Last September, a team dispatched to Zhejiang by the central Party agency in charge of disciplinary and anti-corruption inspection finished its two-month operation, Shanghai-based new website Guncha Net reported on May 22. Regarding the matter of religious beliefs among local officialdom—apparently so widespread that some officials even took part in group religious activity, the inspection team suggested that Party officials be further indoctrinated in communist ideology, especially at the local level, in order to safeguard the Party’s “advanced nature and purity.”
According to Xia Ming, a professor of political science at the City University of New York, the Party’s efforts to uproot faith are unlikely to succeed, as it would simply turn officials into closet believers, Radio Free Asia (RFA) reported.
“Many high-ranking Party officials and their relatives are in fact Buddhists and Christians, yet they know how to put on a show [to conceal their faith in public]. In brief, this new round of inspections can achieve nothing, and it only shows that the Chinese Communist Party is losing its spiritual control over the people,” Xia told RFA.
Why Does the Communist Party Fear Religion?
According a Chinese state-run site, “some Party leaders … are passionate in worshiping Gods and Buddhas, spearheading what is feudalistic superstition. This trend, if unstopped, would have a serious consequence, befuddling the minds of Party officials and collapsing the Party organization.”
Zan Aizong, a Christian freelance writer and active blogger and microblog user in China speaking to RFA, said general secretary Xi Jinping’s remarks are meant to disassociate Western and Chinese religions from their spiritual common ground, and to cement the role of the Party as custodian of all things Chinese.
“The fact is that there isn’t any national border within religions. Whether it is Christianity or Buddhism, they exist both inside and outside of China,” Zan said. “What role can the Communist Party, which believes in atheism, possibly play? The Chinese government should only worry about its own government and protect religious freedom as guaranteed by the constitution,” he continued.
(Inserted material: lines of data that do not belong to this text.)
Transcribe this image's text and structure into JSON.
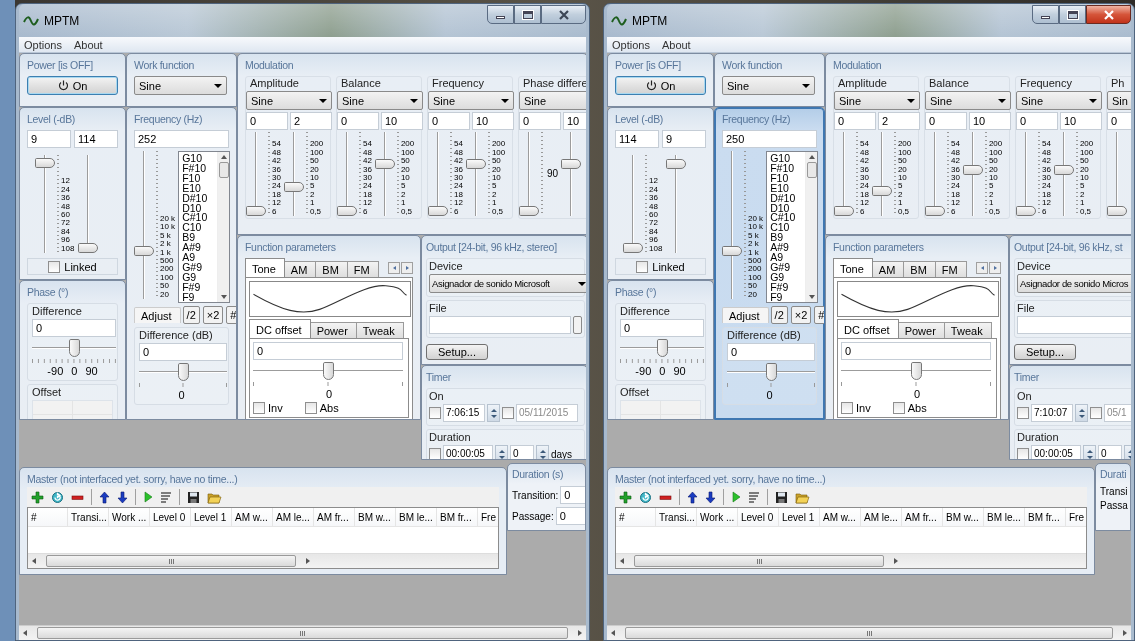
{
  "windows": [
    {
      "title": "MPTM",
      "active": false,
      "menu": [
        {
          "label": "Options"
        },
        {
          "label": "About"
        }
      ],
      "power": {
        "title": "Power [is OFF]",
        "button": "On"
      },
      "work_function": {
        "title": "Work function",
        "value": "Sine"
      },
      "modulation": {
        "title": "Modulation",
        "channels": [
          {
            "label": "Amplitude",
            "function": "Sine",
            "fields": [
              "0",
              "2"
            ],
            "sliders": [
              {
                "level": 0,
                "scale": [
                  "54",
                  "48",
                  "42",
                  "36",
                  "30",
                  "24",
                  "18",
                  "12",
                  "6"
                ]
              },
              {
                "level": 0.33,
                "scale": [
                  "200",
                  "100",
                  "50",
                  "20",
                  "10",
                  "5",
                  "2",
                  "1",
                  "0,5"
                ]
              }
            ]
          },
          {
            "label": "Balance",
            "function": "Sine",
            "fields": [
              "0",
              "10"
            ],
            "sliders": [
              {
                "level": 0,
                "scale": [
                  "54",
                  "48",
                  "42",
                  "36",
                  "30",
                  "24",
                  "18",
                  "12",
                  "6"
                ]
              },
              {
                "level": 0.63,
                "scale": [
                  "200",
                  "100",
                  "50",
                  "20",
                  "10",
                  "5",
                  "2",
                  "1",
                  "0,5"
                ]
              }
            ]
          },
          {
            "label": "Frequency",
            "function": "Sine",
            "fields": [
              "0",
              "10"
            ],
            "sliders": [
              {
                "level": 0,
                "scale": [
                  "54",
                  "48",
                  "42",
                  "36",
                  "30",
                  "24",
                  "18",
                  "12",
                  "6"
                ]
              },
              {
                "level": 0.63,
                "scale": [
                  "200",
                  "100",
                  "50",
                  "20",
                  "10",
                  "5",
                  "2",
                  "1",
                  "0,5"
                ]
              }
            ]
          },
          {
            "label": "Phase differe",
            "function": "Sine",
            "fields": [
              "0",
              "10"
            ],
            "sliders": [
              {
                "level": 0,
                "scale": [
                  "90"
                ]
              },
              {
                "level": 0.63
              }
            ]
          }
        ]
      },
      "level": {
        "title": "Level (-dB)",
        "fields": [
          "9",
          "114"
        ],
        "sliders": [
          {
            "level": 0.97,
            "scale": [
              "12",
              "24",
              "36",
              "48",
              "60",
              "72",
              "84",
              "96",
              "108"
            ]
          },
          {
            "level": 0
          }
        ],
        "linked": {
          "label": "Linked",
          "checked": false
        }
      },
      "frequency": {
        "title": "Frequency (Hz)",
        "highlighted": false,
        "value": "252",
        "slider": {
          "level": 0.31,
          "scale": [
            "20 k",
            "10 k",
            "5 k",
            "2 k",
            "1 k",
            "500",
            "200",
            "100",
            "50",
            "20"
          ]
        },
        "notes": [
          "G10",
          "F#10",
          "F10",
          "E10",
          "D#10",
          "D10",
          "C#10",
          "C10",
          "B9",
          "A#9",
          "A9",
          "G#9",
          "G9",
          "F#9",
          "F9"
        ],
        "buttons": [
          {
            "label": "Adjust",
            "kind": "tab"
          },
          {
            "label": "/2",
            "kind": "button"
          },
          {
            "label": "×2",
            "kind": "button"
          },
          {
            "label": "#",
            "kind": "button"
          }
        ],
        "difference": {
          "label": "Difference (dB)",
          "value": "0",
          "slider": {
            "level": 0.5
          },
          "reading": "0"
        }
      },
      "phase": {
        "title": "Phase (°)",
        "difference": {
          "label": "Difference",
          "value": "0",
          "slider": {
            "level": 0.5
          },
          "scale": [
            "-90",
            "0",
            "90"
          ]
        },
        "offset": {
          "label": "Offset"
        }
      },
      "function_parameters": {
        "title": "Function parameters",
        "tabs": [
          {
            "label": "Tone",
            "selected": true
          },
          {
            "label": "AM",
            "selected": false
          },
          {
            "label": "BM",
            "selected": false
          },
          {
            "label": "FM",
            "selected": false
          }
        ],
        "subtabs": [
          {
            "label": "DC offset",
            "selected": true
          },
          {
            "label": "Power",
            "selected": false
          },
          {
            "label": "Tweak",
            "selected": false
          }
        ],
        "value": "0",
        "slider": {
          "level": 0.5
        },
        "reading": "0",
        "checkboxes": [
          {
            "label": "Inv",
            "checked": false
          },
          {
            "label": "Abs",
            "checked": false
          }
        ]
      },
      "output": {
        "title": "Output [24-bit, 96 kHz, stereo]",
        "device": {
          "label": "Device",
          "value": "Asignador de sonido Microsoft"
        },
        "file": {
          "label": "File",
          "browse_button": true
        },
        "setup": "Setup..."
      },
      "timer": {
        "title": "Timer",
        "on": {
          "label": "On",
          "checked": false,
          "time": "7:06:15",
          "date_checked": false,
          "date": "05/11/2015"
        },
        "duration": {
          "label": "Duration",
          "checked": false,
          "time": "00:00:05",
          "count": "0",
          "unit": "days"
        }
      },
      "master": {
        "title": "Master (not interfaced yet. sorry, have no time...)",
        "columns": [
          "#",
          "Transi...",
          "Work ...",
          "Level 0",
          "Level 1",
          "AM w...",
          "AM le...",
          "AM fr...",
          "BM w...",
          "BM le...",
          "BM fr...",
          "Fre"
        ]
      },
      "duration": {
        "title": "Duration (s)",
        "rows": [
          {
            "label": "Transition:",
            "value": "0"
          },
          {
            "label": "Passage:",
            "value": "0"
          }
        ]
      }
    },
    {
      "title": "MPTM",
      "active": true,
      "menu": [
        {
          "label": "Options"
        },
        {
          "label": "About"
        }
      ],
      "power": {
        "title": "Power [is OFF]",
        "button": "On"
      },
      "work_function": {
        "title": "Work function",
        "value": "Sine"
      },
      "modulation": {
        "title": "Modulation",
        "channels": [
          {
            "label": "Amplitude",
            "function": "Sine",
            "fields": [
              "0",
              "2"
            ],
            "sliders": [
              {
                "level": 0,
                "scale": [
                  "54",
                  "48",
                  "42",
                  "36",
                  "30",
                  "24",
                  "18",
                  "12",
                  "6"
                ]
              },
              {
                "level": 0.27,
                "scale": [
                  "200",
                  "100",
                  "50",
                  "20",
                  "10",
                  "5",
                  "2",
                  "1",
                  "0,5"
                ]
              }
            ]
          },
          {
            "label": "Balance",
            "function": "Sine",
            "fields": [
              "0",
              "10"
            ],
            "sliders": [
              {
                "level": 0,
                "scale": [
                  "54",
                  "48",
                  "42",
                  "36",
                  "30",
                  "24",
                  "18",
                  "12",
                  "6"
                ]
              },
              {
                "level": 0.55,
                "scale": [
                  "200",
                  "100",
                  "50",
                  "20",
                  "10",
                  "5",
                  "2",
                  "1",
                  "0,5"
                ]
              }
            ]
          },
          {
            "label": "Frequency",
            "function": "Sine",
            "fields": [
              "0",
              "10"
            ],
            "sliders": [
              {
                "level": 0,
                "scale": [
                  "54",
                  "48",
                  "42",
                  "36",
                  "30",
                  "24",
                  "18",
                  "12",
                  "6"
                ]
              },
              {
                "level": 0.55,
                "scale": [
                  "200",
                  "100",
                  "50",
                  "20",
                  "10",
                  "5",
                  "2",
                  "1",
                  "0,5"
                ]
              }
            ]
          },
          {
            "label": "Ph",
            "function": "Sin",
            "fields": [
              "0"
            ],
            "sliders": [
              {
                "level": 0
              }
            ]
          }
        ]
      },
      "level": {
        "title": "Level (-dB)",
        "fields": [
          "114",
          "9"
        ],
        "sliders": [
          {
            "level": 0,
            "scale": [
              "12",
              "24",
              "36",
              "48",
              "60",
              "72",
              "84",
              "96",
              "108"
            ]
          },
          {
            "level": 0.95
          }
        ],
        "linked": {
          "label": "Linked",
          "checked": false
        }
      },
      "frequency": {
        "title": "Frequency (Hz)",
        "highlighted": true,
        "value": "250",
        "slider": {
          "level": 0.31,
          "scale": [
            "20 k",
            "10 k",
            "5 k",
            "2 k",
            "1 k",
            "500",
            "200",
            "100",
            "50",
            "20"
          ]
        },
        "notes": [
          "G10",
          "F#10",
          "F10",
          "E10",
          "D#10",
          "D10",
          "C#10",
          "C10",
          "B9",
          "A#9",
          "A9",
          "G#9",
          "G9",
          "F#9",
          "F9"
        ],
        "buttons": [
          {
            "label": "Adjust",
            "kind": "tab"
          },
          {
            "label": "/2",
            "kind": "button"
          },
          {
            "label": "×2",
            "kind": "button"
          },
          {
            "label": "#",
            "kind": "button"
          }
        ],
        "difference": {
          "label": "Difference (dB)",
          "value": "0",
          "slider": {
            "level": 0.5
          },
          "reading": "0"
        }
      },
      "phase": {
        "title": "Phase (°)",
        "difference": {
          "label": "Difference",
          "value": "0",
          "slider": {
            "level": 0.5
          },
          "scale": [
            "-90",
            "0",
            "90"
          ]
        },
        "offset": {
          "label": "Offset"
        }
      },
      "function_parameters": {
        "title": "Function parameters",
        "tabs": [
          {
            "label": "Tone",
            "selected": true
          },
          {
            "label": "AM",
            "selected": false
          },
          {
            "label": "BM",
            "selected": false
          },
          {
            "label": "FM",
            "selected": false
          }
        ],
        "subtabs": [
          {
            "label": "DC offset",
            "selected": true
          },
          {
            "label": "Power",
            "selected": false
          },
          {
            "label": "Tweak",
            "selected": false
          }
        ],
        "value": "0",
        "slider": {
          "level": 0.5
        },
        "reading": "0",
        "checkboxes": [
          {
            "label": "Inv",
            "checked": false
          },
          {
            "label": "Abs",
            "checked": false
          }
        ]
      },
      "output": {
        "title": "Output [24-bit, 96 kHz, st",
        "device": {
          "label": "Device",
          "value": "Asignador de sonido Micros"
        },
        "file": {
          "label": "File"
        },
        "setup": "Setup..."
      },
      "timer": {
        "title": "Timer",
        "on": {
          "label": "On",
          "checked": false,
          "time": "7:10:07",
          "date_checked": false,
          "date": "05/1"
        },
        "duration": {
          "label": "Duration",
          "checked": false,
          "time": "00:00:05",
          "count": "0"
        }
      },
      "master": {
        "title": "Master (not interfaced yet. sorry, have no time...)",
        "columns": [
          "#",
          "Transi...",
          "Work ...",
          "Level 0",
          "Level 1",
          "AM w...",
          "AM le...",
          "AM fr...",
          "BM w...",
          "BM le...",
          "BM fr...",
          "Fre"
        ]
      },
      "duration": {
        "title": "Durati",
        "rows": [
          {
            "label": "Transi"
          },
          {
            "label": "Passa"
          }
        ]
      }
    }
  ]
}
Bob Fu, president of China Aid Association, a Christian human rights network, said that the Party’s demand that religions maintain loyalty to the Communist leadership undermines the principle of religious freedom, RFA reported.
“Any religion group or social group not under the total control, guidance and manipulation of the Party is considered a threat to the stability of both the Party and society. Any such group can pose appear as a challenge to its autocratic system,” Fu said. “I think the Communist Party’s attitude towards religion is the projection of its own insecurities in its ability to govern.”